* [What to produce]
All of the data below should be copied exactly as it stands.
The data START
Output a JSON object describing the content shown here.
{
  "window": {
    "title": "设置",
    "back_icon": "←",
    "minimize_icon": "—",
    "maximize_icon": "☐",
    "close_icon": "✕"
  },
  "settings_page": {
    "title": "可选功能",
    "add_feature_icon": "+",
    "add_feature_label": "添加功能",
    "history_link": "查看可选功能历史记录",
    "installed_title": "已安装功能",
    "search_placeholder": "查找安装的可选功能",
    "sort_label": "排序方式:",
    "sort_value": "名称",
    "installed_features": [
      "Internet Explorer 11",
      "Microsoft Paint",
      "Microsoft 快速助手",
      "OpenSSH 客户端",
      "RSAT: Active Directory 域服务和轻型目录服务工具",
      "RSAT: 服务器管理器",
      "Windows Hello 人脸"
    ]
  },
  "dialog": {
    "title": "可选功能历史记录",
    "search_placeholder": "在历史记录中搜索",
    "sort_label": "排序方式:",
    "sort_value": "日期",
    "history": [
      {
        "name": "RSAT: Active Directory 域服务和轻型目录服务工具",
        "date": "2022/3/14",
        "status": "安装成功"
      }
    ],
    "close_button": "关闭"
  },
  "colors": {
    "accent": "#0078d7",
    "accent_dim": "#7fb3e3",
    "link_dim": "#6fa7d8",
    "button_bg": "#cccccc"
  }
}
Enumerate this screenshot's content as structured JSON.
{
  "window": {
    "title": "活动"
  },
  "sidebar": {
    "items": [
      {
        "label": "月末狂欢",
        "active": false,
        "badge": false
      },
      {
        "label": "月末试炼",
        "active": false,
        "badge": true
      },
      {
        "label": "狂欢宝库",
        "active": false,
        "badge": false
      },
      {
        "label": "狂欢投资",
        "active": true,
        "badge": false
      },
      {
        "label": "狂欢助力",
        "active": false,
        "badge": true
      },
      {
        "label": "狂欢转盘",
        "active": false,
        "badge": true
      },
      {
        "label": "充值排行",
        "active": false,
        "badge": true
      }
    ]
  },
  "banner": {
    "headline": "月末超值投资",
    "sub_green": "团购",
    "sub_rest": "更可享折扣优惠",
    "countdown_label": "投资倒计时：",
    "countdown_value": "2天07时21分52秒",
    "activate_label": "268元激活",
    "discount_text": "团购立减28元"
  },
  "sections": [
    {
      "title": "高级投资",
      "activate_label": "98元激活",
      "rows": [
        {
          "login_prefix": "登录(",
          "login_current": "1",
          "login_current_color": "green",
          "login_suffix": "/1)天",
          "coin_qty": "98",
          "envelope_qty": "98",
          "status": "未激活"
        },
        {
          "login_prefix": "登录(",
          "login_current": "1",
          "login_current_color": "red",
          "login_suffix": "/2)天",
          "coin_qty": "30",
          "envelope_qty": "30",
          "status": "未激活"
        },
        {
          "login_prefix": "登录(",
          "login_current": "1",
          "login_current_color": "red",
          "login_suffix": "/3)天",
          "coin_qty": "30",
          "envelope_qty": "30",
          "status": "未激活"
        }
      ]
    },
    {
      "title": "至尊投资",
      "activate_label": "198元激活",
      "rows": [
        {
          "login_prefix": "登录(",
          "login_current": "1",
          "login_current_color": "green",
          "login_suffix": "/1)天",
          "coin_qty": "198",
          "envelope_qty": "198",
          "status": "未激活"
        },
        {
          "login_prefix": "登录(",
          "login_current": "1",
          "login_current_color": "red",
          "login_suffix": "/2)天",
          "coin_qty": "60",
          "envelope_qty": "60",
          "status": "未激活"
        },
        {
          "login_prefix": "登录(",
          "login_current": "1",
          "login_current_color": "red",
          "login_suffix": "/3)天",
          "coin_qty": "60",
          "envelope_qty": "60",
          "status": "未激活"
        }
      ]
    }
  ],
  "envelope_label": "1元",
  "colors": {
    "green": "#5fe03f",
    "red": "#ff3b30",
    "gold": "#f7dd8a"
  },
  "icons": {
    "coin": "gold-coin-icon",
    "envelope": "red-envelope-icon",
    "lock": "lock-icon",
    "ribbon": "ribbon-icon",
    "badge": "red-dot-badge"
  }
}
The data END
* [Final answer]
Output a JSON object describing the content shown here.
{
  "window": {
    "title": "设置",
    "back_icon": "←",
    "minimize_icon": "—",
    "maximize_icon": "☐",
    "close_icon": "✕"
  },
  "settings_page": {
    "title": "可选功能",
    "add_feature_icon": "+",
    "add_feature_label": "添加功能",
    "history_link": "查看可选功能历史记录",
    "installed_title": "已安装功能",
    "search_placeholder": "查找安装的可选功能",
    "sort_label": "排序方式:",
    "sort_value": "名称",
    "installed_features": [
      "Internet Explorer 11",
      "Microsoft Paint",
      "Microsoft 快速助手",
      "OpenSSH 客户端",
      "RSAT: Active Directory 域服务和轻型目录服务工具",
      "RSAT: 服务器管理器",
      "Windows Hello 人脸"
    ]
  },
  "dialog": {
    "title": "可选功能历史记录",
    "search_placeholder": "在历史记录中搜索",
    "sort_label": "排序方式:",
    "sort_value": "日期",
    "history": [
      {
        "name": "RSAT: Active Directory 域服务和轻型目录服务工具",
        "date": "2022/3/14",
        "status": "安装成功"
      }
    ],
    "close_button": "关闭"
  },
  "colors": {
    "accent": "#0078d7",
    "accent_dim": "#7fb3e3",
    "link_dim": "#6fa7d8",
    "button_bg": "#cccccc"
  }
}
Enumerate this screenshot's content as structured JSON.
{
  "window": {
    "title": "活动"
  },
  "sidebar": {
    "items": [
      {
        "label": "月末狂欢",
        "active": false,
        "badge": false
      },
      {
        "label": "月末试炼",
        "active": false,
        "badge": true
      },
      {
        "label": "狂欢宝库",
        "active": false,
        "badge": false
      },
      {
        "label": "狂欢投资",
        "active": true,
        "badge": false
      },
      {
        "label": "狂欢助力",
        "active": false,
        "badge": true
      },
      {
        "label": "狂欢转盘",
        "active": false,
        "badge": true
      },
      {
        "label": "充值排行",
        "active": false,
        "badge": true
      }
    ]
  },
  "banner": {
    "headline": "月末超值投资",
    "sub_green": "团购",
    "sub_rest": "更可享折扣优惠",
    "countdown_label": "投资倒计时：",
    "countdown_value": "2天07时21分52秒",
    "activate_label": "268元激活",
    "discount_text": "团购立减28元"
  },
  "sections": [
    {
      "title": "高级投资",
      "activate_label": "98元激活",
      "rows": [
        {
          "login_prefix": "登录(",
          "login_current": "1",
          "login_current_color": "green",
          "login_suffix": "/1)天",
          "coin_qty": "98",
          "envelope_qty": "98",
          "status": "未激活"
        },
        {
          "login_prefix": "登录(",
          "login_current": "1",
          "login_current_color": "red",
          "login_suffix": "/2)天",
          "coin_qty": "30",
          "envelope_qty": "30",
          "status": "未激活"
        },
        {
          "login_prefix": "登录(",
          "login_current": "1",
          "login_current_color": "red",
          "login_suffix": "/3)天",
          "coin_qty": "30",
          "envelope_qty": "30",
          "status": "未激活"
        }
      ]
    },
    {
      "title": "至尊投资",
      "activate_label": "198元激活",
      "rows": [
        {
          "login_prefix": "登录(",
          "login_current": "1",
          "login_current_color": "green",
          "login_suffix": "/1)天",
          "coin_qty": "198",
          "envelope_qty": "198",
          "status": "未激活"
        },
        {
          "login_prefix": "登录(",
          "login_current": "1",
          "login_current_color": "red",
          "login_suffix": "/2)天",
          "coin_qty": "60",
          "envelope_qty": "60",
          "status": "未激活"
        },
        {
          "login_prefix": "登录(",
          "login_current": "1",
          "login_current_color": "red",
          "login_suffix": "/3)天",
          "coin_qty": "60",
          "envelope_qty": "60",
          "status": "未激活"
        }
      ]
    }
  ],
  "envelope_label": "1元",
  "colors": {
    "green": "#5fe03f",
    "red": "#ff3b30",
    "gold": "#f7dd8a"
  },
  "icons": {
    "coin": "gold-coin-icon",
    "envelope": "red-envelope-icon",
    "lock": "lock-icon",
    "ribbon": "ribbon-icon",
    "badge": "red-dot-badge"
  }
}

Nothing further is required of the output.